Holding Companies – Important Piece in Tax Planning Puzzle

Most business owners are well aware of the significant income tax savings that can be achieved from having business profits taxed inside a corporation rather than at the personal level.  The 2008 corporate tax rate on business income earned inside a corporation and eligible for the small business deduction is 18.3% (Federal and Ontario rates combined).  This rate is only one-third of the 44% top bracket tax rate paid at the personal level.  As after-tax business profits are earned and accumulated inside a corporation, shareholders need to consider both the tax and non-tax benefits that can be gained from using holding companies in their corporate structures.

In most situations a “holding company” is placed between the operating company and the individual shareholder.  One of the foremost principles of Canadian taxation is that dividends are allowed to flow on a tax free basis from one corporation to another.  Accordingly, after-tax profits accumulated in the operating company can generally be distributed to the holding company as tax-free dividends.  Funds transferred to the holding company in this manner are better protected from the claims of the operating company’s creditors, as unfortunately, a lifetime of accumulated profits can vanish in one single liability claim.  Use of a holding company to reduce this type of exposure is especially attractive to companies where the risk of law suites or litigation is significant.

The retention of business profits that are not reinvested back into the business generally results in the operating company accumulating significant amounts of investments.  These investments are likely to be considered as not being actively used in the company’s business.  An accumulation of such investments to the point where they represent greater than 10% of the value of the operating company’s assets will cause the company to lose its status as a “small business corporation”.  Only shares in a “small business corporation” are eligible to receive the $750,000 capital gains exemption in the event of their sale.  A dividend payment to the holding company allows the investments to be removed on a tax-free basis and thereby allowing the operating company to maintain its “small business corporation” status.  However, the dividends may be subject to tax if they are paid as part of the same series of transactions as the sale of the operating company shares to an arm’s length purchaser.  The consistent and periodic payment of dividends between companies may avoid this problem.

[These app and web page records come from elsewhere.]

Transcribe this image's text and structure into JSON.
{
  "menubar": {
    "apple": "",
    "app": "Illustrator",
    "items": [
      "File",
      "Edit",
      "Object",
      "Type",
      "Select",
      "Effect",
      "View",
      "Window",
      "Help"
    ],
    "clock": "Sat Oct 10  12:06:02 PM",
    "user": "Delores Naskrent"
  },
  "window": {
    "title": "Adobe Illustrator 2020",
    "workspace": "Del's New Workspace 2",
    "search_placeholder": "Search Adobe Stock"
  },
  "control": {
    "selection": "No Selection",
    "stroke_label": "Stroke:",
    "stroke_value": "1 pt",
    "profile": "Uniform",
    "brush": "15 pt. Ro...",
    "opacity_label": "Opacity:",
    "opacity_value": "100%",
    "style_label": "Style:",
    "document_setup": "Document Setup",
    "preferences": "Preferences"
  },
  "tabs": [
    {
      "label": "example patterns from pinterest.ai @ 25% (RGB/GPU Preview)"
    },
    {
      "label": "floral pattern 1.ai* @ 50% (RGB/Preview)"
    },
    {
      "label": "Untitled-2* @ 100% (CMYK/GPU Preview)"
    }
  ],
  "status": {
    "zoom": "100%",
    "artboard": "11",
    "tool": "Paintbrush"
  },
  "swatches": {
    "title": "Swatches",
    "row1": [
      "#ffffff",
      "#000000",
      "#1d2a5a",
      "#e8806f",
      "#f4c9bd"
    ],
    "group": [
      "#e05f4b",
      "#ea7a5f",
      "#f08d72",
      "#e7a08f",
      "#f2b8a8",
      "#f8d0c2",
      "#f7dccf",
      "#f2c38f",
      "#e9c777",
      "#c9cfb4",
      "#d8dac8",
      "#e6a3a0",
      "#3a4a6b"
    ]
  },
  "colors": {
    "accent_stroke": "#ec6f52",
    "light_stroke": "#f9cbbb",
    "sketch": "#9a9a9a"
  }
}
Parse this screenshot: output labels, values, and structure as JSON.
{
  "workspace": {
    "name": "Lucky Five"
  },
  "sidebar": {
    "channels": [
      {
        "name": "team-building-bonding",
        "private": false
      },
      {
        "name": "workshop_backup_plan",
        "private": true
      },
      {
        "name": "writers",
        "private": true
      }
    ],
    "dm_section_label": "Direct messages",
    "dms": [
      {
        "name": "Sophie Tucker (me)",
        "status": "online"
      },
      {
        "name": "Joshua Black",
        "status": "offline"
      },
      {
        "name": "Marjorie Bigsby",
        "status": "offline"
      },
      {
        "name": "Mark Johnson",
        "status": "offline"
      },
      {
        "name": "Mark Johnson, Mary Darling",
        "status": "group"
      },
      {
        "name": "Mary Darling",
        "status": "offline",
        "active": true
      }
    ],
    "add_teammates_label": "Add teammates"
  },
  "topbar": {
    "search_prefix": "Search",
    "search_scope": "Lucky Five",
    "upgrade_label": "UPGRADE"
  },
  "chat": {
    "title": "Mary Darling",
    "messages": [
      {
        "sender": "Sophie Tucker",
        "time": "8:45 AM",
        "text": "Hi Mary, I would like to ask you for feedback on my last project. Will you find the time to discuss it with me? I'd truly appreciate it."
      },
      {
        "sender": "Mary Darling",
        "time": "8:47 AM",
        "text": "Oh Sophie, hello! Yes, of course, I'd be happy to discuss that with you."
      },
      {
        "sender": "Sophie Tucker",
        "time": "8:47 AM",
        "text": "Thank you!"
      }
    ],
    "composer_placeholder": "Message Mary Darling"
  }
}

A holding company can also be used to retain ownership of the real estate assets of a business.  Besides protecting the equity in the real estate from the risks of unforeseen litigation, the isolation of the real estate in the holding company provides more flexibility in determining whether the future sale of a business will be a share sale or an asset sale in situations where it is possible the business assets (other than the real estate) may be sold.  The removal of the real estate also reduces the price of the operating company thereby making the sale of the shares more feasible and more affordable.

In corporate structures that have two or more shareholders, a holding company also adds more flexibility as to the timing of dividend distributions to individuals.  Any shareholder not wanting to be taxes personally on a dividend paid by an operating company can simply leave the dividend in their holding company.

Separate holding companies for each shareholder also allow the shareholder’s family members to participate in the holding company rather than directly in the operating company Arm’s-length business partners are often reluctant to have their partner’s family members participate in the operating company.  As well investment and business decisions can be made in each holding company both privately and independently from the interest of the other operating company shareholders.

Although cost and complexity are somewhat increased in a holding company structure, both the tax and non-tax benefits will usually justify the use of this very important tax planning tool.

If you have any questions on how Holding Companies can benefit you, call Joe Truscott today at 905-528-0234 or email Joe at joetruscott@josephtruscott.com.